- _PROBLEM STATEMENT_:
Where does the word "text" occur in the material? Copy each line that has it.

● ● ● ● ●

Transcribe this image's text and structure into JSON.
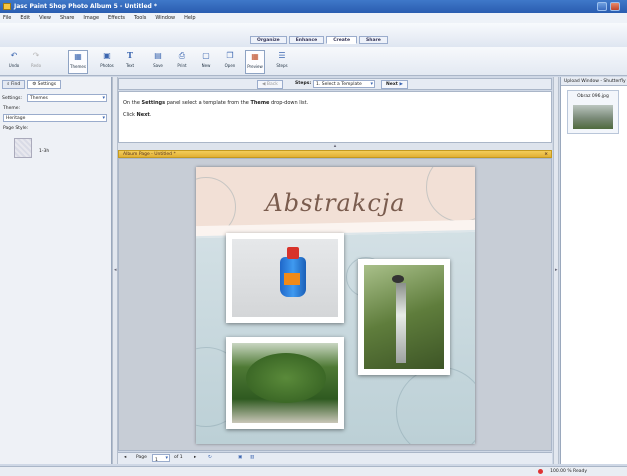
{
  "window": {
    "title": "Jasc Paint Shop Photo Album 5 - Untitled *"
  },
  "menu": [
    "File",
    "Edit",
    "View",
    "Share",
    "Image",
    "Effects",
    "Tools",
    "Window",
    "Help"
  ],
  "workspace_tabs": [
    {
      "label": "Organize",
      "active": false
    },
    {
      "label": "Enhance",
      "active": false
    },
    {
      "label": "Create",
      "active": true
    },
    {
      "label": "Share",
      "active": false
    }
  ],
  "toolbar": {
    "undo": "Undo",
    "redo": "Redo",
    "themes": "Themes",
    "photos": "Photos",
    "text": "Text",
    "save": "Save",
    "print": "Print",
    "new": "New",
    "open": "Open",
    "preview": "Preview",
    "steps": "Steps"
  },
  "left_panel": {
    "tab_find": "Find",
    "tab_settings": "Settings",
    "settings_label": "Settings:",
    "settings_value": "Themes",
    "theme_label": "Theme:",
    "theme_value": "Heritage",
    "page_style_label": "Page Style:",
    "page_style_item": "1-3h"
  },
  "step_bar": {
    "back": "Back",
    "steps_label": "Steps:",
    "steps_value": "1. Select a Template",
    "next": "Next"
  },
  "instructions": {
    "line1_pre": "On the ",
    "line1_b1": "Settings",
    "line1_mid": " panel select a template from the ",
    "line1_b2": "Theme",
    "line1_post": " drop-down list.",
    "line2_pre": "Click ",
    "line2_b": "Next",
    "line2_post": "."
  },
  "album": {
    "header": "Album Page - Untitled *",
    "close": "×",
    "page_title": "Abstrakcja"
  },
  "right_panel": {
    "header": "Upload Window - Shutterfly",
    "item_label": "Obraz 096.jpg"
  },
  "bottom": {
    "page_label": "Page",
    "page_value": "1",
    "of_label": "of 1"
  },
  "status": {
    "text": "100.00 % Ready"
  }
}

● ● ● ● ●

- _OUTPUT_:
Transcribe this image's text and structure into JSON.
    "text": "Text",
    "text": "100.00 % Ready"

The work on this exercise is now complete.